Designers of online communities are explicitly warned that whenever you create a system for managing a community, someone will try to work it to their advantage.[6] Accordingly they are advised from the start to think like a bad guy and to consider what behaviors you are unintentionally encouraging by creating some new social rules for your community.[7]

Others however would valorise the libertarian implications of the loophole, arguing that gaming the system, for all the harm it presents to the collective endeavour of a project such as Wikipedia, likewise marks a potential in its own right and emphasizes the continuing role of agency in the singular event.[8]

Other[edit]

Eric Berne identified a kind of gaming the system in a clinical context through what he called the game of "Psychiatry", with its motto "You will never cure me, but you will teach me to be a better neurotic (play a better game of 'Psychiatry')."[9] A few patients, he noted, carefully pick weak psychoanalysts, moving from one to another, demonstrating that they can't be cured and meanwhile learning to play a sharper and sharper game of 'Psychiatry;' eventually it becomes difficult for even a first-rate clinician to separate the wheat from the chaff.[9]

Child-rearing[edit]

Parental divisions on child-rearing will always give the child plenty of opportunity to play one parent off against the other.[10] Object relations theory stresses, however, that while, if a child finds one parent easy to get round, compared with the other who is trying to set limits, it is likely to take advantage of that split this is always a hollow triumph.[11] What the child is really hoping is that such parents will eventually begin to see a need to get together on the issue of limit-setting.[11]

On the particular point of contingent feeding — offering treats on condition that a certain unpopular food is eaten — it has been specifically noted that contingent feeding encourages children to argue and practice gaming the system fighting over the fine print.[12]

See also[edit]

Further reading[edit]

References[edit]

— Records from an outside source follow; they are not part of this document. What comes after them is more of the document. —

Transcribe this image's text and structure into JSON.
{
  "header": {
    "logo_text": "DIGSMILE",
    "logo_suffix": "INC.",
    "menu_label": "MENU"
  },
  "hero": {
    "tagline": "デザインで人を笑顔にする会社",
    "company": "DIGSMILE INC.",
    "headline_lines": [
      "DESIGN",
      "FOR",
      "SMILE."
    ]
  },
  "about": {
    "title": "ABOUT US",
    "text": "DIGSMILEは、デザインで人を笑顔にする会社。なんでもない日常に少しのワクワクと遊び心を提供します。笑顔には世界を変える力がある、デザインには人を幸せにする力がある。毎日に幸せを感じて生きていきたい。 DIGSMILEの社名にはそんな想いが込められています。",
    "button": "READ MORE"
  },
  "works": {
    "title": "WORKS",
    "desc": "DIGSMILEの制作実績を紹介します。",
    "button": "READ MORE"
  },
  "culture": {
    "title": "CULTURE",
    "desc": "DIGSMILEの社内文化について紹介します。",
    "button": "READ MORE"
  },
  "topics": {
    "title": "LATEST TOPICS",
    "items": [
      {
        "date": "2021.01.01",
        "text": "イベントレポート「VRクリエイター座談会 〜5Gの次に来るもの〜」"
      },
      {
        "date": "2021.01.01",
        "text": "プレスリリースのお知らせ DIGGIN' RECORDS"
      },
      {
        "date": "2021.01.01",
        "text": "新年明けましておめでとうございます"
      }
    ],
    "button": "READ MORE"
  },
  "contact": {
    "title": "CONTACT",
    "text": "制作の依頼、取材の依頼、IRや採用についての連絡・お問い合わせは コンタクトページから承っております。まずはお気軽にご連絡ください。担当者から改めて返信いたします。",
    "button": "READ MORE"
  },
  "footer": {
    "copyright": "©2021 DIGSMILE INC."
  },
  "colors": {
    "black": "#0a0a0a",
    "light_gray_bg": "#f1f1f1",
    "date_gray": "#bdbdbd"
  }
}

  1. ^ Joseph Potvin. "The Great Due Date of 2008, slide 5". (membership required)
  2. ^ James Rieley (April 2001). Gaming the System: how to stop playing the organizational game and start playing the competitive game. ISBN 978-0-273-65419-3. 
  3. ^ Mark Nunes[who?], Error (2010) p. 188
  4. ^ Hank Paulson, On the Brink (London 2010) p. 441
  5. ^ M. Lounsbury/P. M. Hirsch, Markets on Trial (2010) p. 147
  6. ^ Gavin Bell, Building Social Web Applications (2009) p. 274
  7. ^ Bell, p. 274
  8. ^ Nunes, p. 188
  9. ^ a b Eric Berne, Games People Play (Penguin) p. 136
  10. ^ Skynner, Robin; Cleese, John (1994). Families and How to Survive Them. London: Cedar. p. 221. ISBN 0-7493-1410-9. 
  11. ^ a b Casement, Patrick (1997). Further Learning from the Patient. London: Routledge. p. 114. ISBN 0-415-05425-7. 
  12. ^ Benaroch, Roy (2008). Solving Health and Behavioral Problems from Birth Through Preschool. Westport: Praeger. p. 132. ISBN 978-0-275-99347-4. 
  13. ^ "The irrational guide to gaming the system". Mind Hacks.